» Exercise details: Copy out all lines of the records in which the word "entries" appears.
*** Opening Information given ***
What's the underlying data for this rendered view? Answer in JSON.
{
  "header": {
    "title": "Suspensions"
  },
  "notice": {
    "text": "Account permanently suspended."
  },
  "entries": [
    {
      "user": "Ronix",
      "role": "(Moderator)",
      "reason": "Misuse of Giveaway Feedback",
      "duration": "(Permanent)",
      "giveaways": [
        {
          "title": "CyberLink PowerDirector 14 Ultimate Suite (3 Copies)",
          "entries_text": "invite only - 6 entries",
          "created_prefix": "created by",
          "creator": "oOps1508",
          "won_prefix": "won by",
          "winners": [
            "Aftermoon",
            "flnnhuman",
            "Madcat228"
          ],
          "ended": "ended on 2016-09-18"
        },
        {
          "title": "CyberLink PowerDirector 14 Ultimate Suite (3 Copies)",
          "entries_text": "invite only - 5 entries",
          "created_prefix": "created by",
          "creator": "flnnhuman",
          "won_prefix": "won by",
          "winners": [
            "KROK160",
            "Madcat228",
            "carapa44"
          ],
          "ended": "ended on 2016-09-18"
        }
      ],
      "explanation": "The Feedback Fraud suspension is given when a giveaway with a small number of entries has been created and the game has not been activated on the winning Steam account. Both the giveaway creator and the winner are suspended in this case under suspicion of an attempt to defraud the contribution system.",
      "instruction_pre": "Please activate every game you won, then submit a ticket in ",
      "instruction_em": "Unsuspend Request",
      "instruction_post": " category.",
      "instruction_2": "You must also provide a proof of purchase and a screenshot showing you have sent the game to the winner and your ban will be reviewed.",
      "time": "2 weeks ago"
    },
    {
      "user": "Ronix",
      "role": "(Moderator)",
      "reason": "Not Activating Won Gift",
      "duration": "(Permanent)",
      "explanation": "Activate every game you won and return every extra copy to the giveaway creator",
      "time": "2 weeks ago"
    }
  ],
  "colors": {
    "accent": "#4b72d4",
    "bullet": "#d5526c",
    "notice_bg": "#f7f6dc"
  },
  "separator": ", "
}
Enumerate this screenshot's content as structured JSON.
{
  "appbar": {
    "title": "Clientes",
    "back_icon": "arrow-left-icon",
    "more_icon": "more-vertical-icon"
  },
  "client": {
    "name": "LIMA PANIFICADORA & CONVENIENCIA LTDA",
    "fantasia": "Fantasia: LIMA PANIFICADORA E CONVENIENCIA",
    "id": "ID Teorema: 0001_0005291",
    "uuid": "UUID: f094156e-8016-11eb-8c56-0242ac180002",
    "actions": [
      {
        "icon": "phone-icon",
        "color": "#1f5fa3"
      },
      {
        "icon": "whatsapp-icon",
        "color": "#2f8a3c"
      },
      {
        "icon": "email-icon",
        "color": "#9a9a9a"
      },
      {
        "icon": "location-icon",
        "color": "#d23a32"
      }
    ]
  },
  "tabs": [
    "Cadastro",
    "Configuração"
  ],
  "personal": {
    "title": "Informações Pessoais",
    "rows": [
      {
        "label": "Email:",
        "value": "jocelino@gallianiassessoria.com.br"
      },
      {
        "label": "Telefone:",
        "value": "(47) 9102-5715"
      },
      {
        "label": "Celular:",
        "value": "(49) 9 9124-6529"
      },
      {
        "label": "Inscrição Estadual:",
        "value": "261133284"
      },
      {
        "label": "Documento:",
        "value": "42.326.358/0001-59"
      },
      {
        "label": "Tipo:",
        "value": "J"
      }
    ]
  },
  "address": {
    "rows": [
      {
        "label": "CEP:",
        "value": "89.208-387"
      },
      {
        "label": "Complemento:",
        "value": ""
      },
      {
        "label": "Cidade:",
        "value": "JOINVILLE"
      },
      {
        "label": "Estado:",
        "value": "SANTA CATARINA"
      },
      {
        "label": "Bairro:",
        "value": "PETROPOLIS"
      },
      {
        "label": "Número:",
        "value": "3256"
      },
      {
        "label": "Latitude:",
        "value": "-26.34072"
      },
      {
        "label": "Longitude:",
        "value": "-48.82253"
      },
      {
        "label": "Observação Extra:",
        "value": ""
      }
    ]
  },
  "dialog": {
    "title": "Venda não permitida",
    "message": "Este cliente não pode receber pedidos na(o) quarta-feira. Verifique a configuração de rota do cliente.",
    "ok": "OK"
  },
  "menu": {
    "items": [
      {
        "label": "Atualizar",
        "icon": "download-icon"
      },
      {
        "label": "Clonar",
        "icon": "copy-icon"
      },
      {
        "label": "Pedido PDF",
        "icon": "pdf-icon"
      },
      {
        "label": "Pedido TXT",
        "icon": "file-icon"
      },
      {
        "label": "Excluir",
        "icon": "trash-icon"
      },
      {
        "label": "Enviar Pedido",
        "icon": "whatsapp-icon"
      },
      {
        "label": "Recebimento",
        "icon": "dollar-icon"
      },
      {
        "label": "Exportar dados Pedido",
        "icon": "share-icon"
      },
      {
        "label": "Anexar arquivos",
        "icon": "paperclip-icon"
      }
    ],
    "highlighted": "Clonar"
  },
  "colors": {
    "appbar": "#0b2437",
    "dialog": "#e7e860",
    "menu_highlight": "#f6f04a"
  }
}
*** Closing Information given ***
» Output below:
  "entries": [
          "entries_text": "invite only - 6 entries",
          "entries_text": "invite only - 5 entries",
      "explanation": "The Feedback Fraud suspension is given when a giveaway with a small number of entries has been created and the game has not been activated on the winning Steam account. Both the giveaway creator and the winner are suspended in this case under suspicion of an attempt to defraud the contribution system.",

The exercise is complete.